Exercise: Each line of the data below that includes the string "reply" must be copied.

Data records
((

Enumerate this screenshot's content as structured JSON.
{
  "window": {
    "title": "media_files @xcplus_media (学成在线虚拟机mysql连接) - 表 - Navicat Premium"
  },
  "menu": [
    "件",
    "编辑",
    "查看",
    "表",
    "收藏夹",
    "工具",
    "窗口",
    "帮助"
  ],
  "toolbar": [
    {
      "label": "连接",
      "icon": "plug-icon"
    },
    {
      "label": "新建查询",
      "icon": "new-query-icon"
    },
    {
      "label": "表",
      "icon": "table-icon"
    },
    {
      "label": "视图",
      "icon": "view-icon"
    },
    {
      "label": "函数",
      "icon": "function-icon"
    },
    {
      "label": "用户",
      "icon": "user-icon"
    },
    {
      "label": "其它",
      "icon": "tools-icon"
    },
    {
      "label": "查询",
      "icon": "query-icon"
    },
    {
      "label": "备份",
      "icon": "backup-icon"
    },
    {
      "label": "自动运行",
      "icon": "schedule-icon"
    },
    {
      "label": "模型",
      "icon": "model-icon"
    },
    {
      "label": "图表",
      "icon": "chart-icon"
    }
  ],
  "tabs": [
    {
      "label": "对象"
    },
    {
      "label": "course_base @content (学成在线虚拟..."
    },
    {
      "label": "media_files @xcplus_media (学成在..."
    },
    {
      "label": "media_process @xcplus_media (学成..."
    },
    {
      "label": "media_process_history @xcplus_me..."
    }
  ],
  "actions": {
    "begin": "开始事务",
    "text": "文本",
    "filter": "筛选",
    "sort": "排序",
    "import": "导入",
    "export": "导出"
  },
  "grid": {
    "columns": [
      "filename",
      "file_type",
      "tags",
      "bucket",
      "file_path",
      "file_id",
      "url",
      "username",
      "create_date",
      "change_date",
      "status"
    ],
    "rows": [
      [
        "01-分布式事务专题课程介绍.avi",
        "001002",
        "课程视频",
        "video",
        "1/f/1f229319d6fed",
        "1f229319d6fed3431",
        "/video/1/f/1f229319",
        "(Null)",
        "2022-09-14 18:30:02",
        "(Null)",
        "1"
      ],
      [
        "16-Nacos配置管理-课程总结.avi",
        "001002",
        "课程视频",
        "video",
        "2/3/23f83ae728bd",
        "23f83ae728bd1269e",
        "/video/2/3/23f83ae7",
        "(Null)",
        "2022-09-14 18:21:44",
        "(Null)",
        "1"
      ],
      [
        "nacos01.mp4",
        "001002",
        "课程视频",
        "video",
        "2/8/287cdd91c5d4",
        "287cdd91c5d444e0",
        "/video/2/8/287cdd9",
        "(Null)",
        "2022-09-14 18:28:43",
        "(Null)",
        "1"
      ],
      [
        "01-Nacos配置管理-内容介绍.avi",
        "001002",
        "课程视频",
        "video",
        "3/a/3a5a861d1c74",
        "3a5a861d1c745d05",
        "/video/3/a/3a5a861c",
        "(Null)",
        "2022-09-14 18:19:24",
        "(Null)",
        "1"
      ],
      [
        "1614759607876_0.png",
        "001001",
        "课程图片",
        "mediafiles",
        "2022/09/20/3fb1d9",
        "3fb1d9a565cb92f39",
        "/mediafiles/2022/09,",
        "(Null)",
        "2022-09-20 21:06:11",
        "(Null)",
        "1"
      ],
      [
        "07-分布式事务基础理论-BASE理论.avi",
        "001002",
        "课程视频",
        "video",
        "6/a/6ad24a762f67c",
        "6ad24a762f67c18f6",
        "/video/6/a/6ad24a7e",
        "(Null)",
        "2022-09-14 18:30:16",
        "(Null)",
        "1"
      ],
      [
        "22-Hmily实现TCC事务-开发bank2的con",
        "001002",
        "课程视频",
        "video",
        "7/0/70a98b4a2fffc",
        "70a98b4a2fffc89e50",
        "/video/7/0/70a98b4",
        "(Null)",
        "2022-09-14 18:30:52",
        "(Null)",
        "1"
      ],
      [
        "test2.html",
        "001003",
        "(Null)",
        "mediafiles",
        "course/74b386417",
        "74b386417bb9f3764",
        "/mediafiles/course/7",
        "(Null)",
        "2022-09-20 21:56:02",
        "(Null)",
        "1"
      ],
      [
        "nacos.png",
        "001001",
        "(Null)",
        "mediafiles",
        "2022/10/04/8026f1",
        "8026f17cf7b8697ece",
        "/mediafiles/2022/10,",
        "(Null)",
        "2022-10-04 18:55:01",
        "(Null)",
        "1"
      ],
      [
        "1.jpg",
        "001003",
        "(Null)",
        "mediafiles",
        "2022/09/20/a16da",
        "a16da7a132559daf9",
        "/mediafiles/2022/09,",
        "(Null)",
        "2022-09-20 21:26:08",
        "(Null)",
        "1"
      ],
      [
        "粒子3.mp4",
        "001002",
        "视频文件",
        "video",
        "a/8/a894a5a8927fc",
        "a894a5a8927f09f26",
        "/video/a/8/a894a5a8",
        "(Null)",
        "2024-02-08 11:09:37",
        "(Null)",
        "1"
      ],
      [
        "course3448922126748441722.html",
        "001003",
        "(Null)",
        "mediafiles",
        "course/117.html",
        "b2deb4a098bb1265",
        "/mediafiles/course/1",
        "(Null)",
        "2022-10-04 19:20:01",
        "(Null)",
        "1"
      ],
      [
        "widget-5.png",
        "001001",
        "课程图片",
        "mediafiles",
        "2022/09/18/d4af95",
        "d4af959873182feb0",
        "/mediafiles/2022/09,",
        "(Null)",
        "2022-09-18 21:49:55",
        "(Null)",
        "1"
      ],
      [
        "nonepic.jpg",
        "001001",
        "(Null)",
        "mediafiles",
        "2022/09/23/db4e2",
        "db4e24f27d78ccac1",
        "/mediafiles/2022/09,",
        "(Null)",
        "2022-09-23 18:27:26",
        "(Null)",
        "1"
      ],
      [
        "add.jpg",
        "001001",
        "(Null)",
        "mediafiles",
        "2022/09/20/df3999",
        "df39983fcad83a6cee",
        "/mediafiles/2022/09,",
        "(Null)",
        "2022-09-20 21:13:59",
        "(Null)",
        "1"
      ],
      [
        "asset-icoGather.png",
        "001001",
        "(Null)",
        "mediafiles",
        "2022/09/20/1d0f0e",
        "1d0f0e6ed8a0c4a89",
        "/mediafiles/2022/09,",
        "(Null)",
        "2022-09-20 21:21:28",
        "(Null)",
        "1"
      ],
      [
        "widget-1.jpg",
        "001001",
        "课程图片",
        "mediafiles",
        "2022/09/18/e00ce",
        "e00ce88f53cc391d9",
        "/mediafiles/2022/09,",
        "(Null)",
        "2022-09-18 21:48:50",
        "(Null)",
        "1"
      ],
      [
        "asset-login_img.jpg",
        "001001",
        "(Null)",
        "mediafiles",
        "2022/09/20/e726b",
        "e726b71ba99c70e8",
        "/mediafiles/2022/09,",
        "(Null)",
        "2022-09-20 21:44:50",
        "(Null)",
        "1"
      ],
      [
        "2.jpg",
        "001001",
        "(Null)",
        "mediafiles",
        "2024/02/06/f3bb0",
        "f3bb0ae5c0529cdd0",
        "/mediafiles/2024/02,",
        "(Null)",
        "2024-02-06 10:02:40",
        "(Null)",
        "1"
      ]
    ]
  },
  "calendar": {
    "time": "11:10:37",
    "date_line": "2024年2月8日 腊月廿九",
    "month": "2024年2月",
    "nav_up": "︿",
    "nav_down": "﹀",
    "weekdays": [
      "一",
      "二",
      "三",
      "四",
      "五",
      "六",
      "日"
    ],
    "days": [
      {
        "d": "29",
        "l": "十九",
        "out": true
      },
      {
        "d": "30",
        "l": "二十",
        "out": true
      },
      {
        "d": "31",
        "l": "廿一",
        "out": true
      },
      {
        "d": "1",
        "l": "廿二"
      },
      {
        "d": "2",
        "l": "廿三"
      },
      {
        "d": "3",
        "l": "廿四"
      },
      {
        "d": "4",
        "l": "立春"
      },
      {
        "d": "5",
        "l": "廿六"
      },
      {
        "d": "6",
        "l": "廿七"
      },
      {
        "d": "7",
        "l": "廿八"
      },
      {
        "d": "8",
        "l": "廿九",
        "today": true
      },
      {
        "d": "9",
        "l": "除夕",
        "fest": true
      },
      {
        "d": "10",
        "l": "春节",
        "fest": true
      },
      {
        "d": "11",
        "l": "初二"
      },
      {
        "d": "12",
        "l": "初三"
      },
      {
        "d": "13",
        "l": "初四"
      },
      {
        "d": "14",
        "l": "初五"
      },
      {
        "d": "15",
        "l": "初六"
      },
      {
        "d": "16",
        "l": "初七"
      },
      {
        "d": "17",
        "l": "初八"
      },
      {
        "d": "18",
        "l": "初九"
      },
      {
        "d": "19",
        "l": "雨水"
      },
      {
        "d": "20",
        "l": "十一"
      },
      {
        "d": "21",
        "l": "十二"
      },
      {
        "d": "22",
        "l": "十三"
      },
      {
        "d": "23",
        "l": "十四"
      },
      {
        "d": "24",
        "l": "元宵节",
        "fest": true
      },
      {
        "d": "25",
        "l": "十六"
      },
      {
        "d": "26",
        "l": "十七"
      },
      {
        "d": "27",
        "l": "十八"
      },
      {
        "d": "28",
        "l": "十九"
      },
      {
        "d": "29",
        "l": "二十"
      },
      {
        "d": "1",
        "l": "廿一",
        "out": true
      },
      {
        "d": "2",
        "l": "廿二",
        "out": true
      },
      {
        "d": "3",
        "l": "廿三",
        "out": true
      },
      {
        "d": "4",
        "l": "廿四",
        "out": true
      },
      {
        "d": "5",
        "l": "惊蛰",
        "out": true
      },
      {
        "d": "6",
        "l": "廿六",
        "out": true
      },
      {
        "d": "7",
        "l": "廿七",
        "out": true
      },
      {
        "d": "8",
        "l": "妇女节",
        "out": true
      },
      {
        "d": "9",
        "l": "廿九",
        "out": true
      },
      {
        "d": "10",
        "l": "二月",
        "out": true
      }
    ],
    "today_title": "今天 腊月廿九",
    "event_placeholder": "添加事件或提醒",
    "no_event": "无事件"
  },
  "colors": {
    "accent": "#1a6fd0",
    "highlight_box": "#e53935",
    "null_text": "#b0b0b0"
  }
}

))
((

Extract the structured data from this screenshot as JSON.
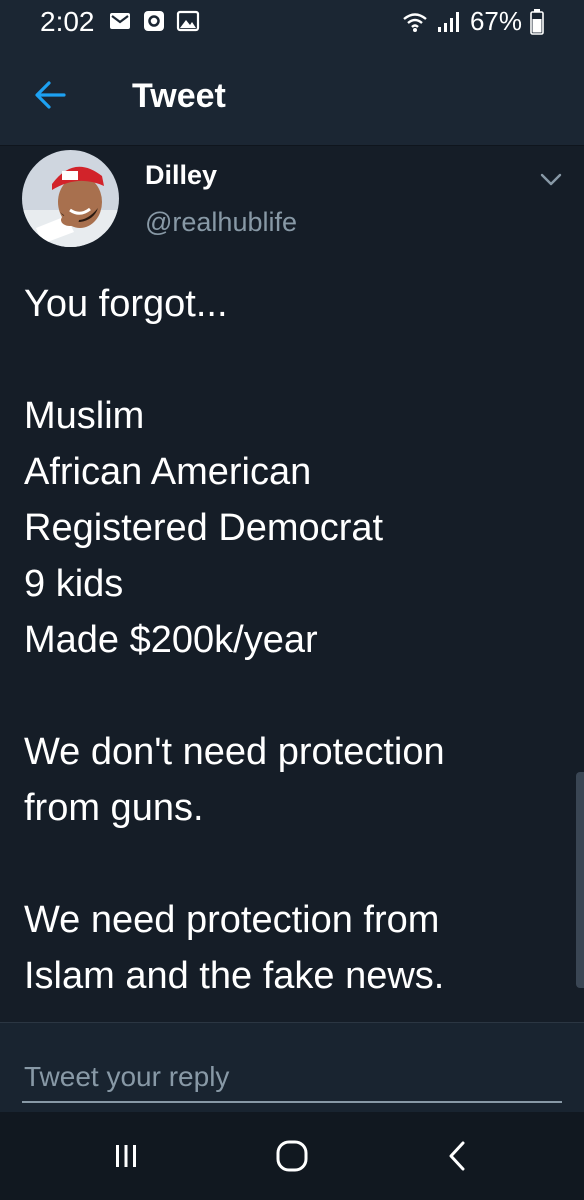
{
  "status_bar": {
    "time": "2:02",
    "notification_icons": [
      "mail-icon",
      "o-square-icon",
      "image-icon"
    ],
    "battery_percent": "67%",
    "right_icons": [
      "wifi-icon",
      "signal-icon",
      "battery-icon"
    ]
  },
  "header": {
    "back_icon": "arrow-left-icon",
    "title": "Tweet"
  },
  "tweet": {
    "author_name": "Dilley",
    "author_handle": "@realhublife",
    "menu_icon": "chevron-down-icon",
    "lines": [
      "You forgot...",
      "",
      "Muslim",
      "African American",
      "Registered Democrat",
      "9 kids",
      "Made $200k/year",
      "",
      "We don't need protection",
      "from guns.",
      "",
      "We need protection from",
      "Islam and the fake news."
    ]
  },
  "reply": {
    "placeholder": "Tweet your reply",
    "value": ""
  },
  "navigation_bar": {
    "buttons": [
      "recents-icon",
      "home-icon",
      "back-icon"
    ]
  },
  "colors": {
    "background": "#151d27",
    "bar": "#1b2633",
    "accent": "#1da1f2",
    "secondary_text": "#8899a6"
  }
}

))

Task response:
  "reply": {
    "placeholder": "Tweet your reply",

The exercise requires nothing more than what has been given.